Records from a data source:
• • • • • • •

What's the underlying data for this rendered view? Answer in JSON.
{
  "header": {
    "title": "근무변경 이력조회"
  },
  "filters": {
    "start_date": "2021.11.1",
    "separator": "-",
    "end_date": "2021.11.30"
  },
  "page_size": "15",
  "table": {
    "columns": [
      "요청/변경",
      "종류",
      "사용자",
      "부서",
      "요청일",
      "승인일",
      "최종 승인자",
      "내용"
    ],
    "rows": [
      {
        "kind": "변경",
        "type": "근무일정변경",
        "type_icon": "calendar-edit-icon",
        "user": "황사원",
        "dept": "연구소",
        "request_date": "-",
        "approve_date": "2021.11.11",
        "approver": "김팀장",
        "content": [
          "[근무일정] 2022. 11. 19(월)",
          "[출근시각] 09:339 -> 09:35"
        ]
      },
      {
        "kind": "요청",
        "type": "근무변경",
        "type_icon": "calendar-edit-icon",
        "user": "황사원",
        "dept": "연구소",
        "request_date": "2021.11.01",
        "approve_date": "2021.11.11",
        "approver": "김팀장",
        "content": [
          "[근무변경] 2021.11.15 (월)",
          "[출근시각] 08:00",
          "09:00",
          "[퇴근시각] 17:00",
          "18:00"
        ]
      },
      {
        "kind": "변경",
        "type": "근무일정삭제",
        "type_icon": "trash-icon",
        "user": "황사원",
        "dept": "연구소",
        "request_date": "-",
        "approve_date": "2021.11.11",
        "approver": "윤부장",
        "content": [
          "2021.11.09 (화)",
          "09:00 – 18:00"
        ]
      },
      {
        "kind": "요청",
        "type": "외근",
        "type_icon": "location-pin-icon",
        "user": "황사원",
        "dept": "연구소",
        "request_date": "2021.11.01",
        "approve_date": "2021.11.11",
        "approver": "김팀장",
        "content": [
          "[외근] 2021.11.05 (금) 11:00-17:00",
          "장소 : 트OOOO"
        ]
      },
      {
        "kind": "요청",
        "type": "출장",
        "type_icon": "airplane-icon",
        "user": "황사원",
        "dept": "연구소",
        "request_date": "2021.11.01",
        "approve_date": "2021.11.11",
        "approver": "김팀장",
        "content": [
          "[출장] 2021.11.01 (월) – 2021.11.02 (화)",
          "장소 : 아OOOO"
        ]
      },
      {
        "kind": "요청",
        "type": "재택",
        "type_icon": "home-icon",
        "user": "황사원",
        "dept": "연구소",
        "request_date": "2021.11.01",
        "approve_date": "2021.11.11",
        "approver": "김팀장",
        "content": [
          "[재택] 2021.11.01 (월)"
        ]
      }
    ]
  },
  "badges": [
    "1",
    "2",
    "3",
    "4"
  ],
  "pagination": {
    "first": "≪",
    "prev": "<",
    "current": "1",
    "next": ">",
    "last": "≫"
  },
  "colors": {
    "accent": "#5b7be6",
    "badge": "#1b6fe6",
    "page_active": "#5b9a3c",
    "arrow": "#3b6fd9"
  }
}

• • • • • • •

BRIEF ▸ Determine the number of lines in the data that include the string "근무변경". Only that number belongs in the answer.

TASK RESPONSE ▸ 3